There are days I think about you, baby number two. I wonder what sex you'll be and what color eyes you'll have, and I wonder if I will ever see them.
A recent research study indicates that for women with the most severe symptoms, maternal depression and anxiety often begin during pregnancy not just after giving birth. Yet despite this staggering statistic, 70 to 80 percent of these women never receive treatment, because they are never properly identified and diagnosed.
To me, the house felt like a symbol that everything might turn out all right, that there might be a way for two childish adults to somehow make a family.
I write on behalf of the Massachusetts Chapter of the American Academy of Pediatrics, representing over 1,800 pediatricians practicing across the Commonwealth.
The idyllic picture of a smiling nurturing mother, caressing her growing belly or loving her cooing adoring newborn, is not the reality for many women during pregnancy or the time following a birth.
I remember standing on the porch in the rain on one of my first Mother's Days and sobbing because no one did anything special for me.
I strongly believe that our pain, whichever it comes from, is on purpose.

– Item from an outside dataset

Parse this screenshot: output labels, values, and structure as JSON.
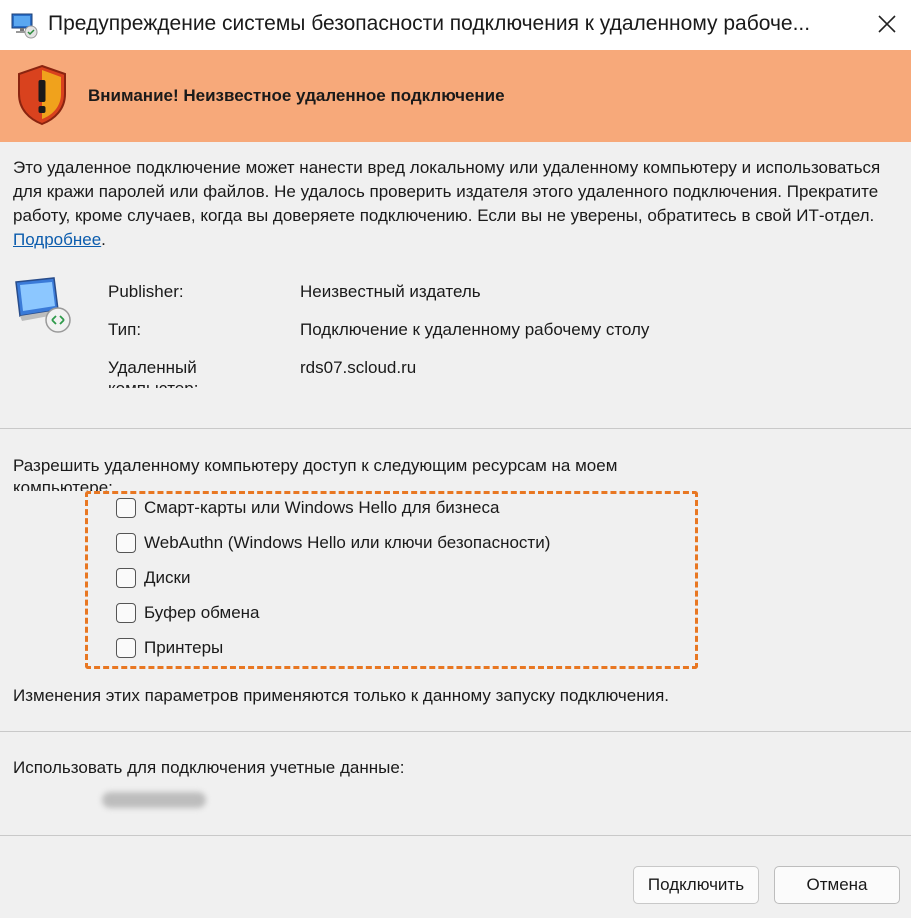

It helps us grow and give birth to a better version of ourselves. It is hard to be thankful for our pain but, if we shift perspective, we realize it always brings us a lesson in disguise.
Every parent of an older (or adult) kid likes to remind you how you'll miss these early days. But I think what those moms are secretly trying to say is that they miss being young, too.
Unlike some women who slide into motherhood like pulling on a pair of well-worn yoga pants, motherhood for me felt more like trying to squeeze into a pair of too-small skinny jeans. I pulled and twisted, held my breath, bent and contorted and still ended up in a puddle of tears.
When we sit together in your nursery, cuddled chest to chest, I feel the weight of glory pressed upon me despite the uncertainty that always tries to take over.
Moms with postpartum depression cannot wait for care and treatment when faced with depression and other perinatal emotional complications. The impact on both Mom and her infant can be serious. But in Massachusetts there is a new model that is providing hope for these mothers and changing the landscape so that providers can provide the care that is needed.
About six weeks after I have birth, I started a rapid decline into a state of complete misery. I would stare at the blank wall, sometimes for an hour straight, listening to the negative thoughts circulating in my mind.
Many mothers do feel ill-equipped to handle the big meltdowns preschoolers often repeatedly have, experience pressure to keep it all together and perceive they have nowhere to turn.
I put on a good show in front of others. But on the inside, confusion and guilt racked my brain. How was it possible, I wondered, that I wasn't completely enamored with my first born child?
Today I lead postpartum support groups, and thank goodness I have to be the group leader, so I can't walk out of the group and cry in the restroom. I must open up that old inner self to some more compassionate attitudes if I'm going to be of help to my fellow moms.
We need to find a way to prepare mothers for the possibility that they may struggle, and that it doesn't make them bad mothers.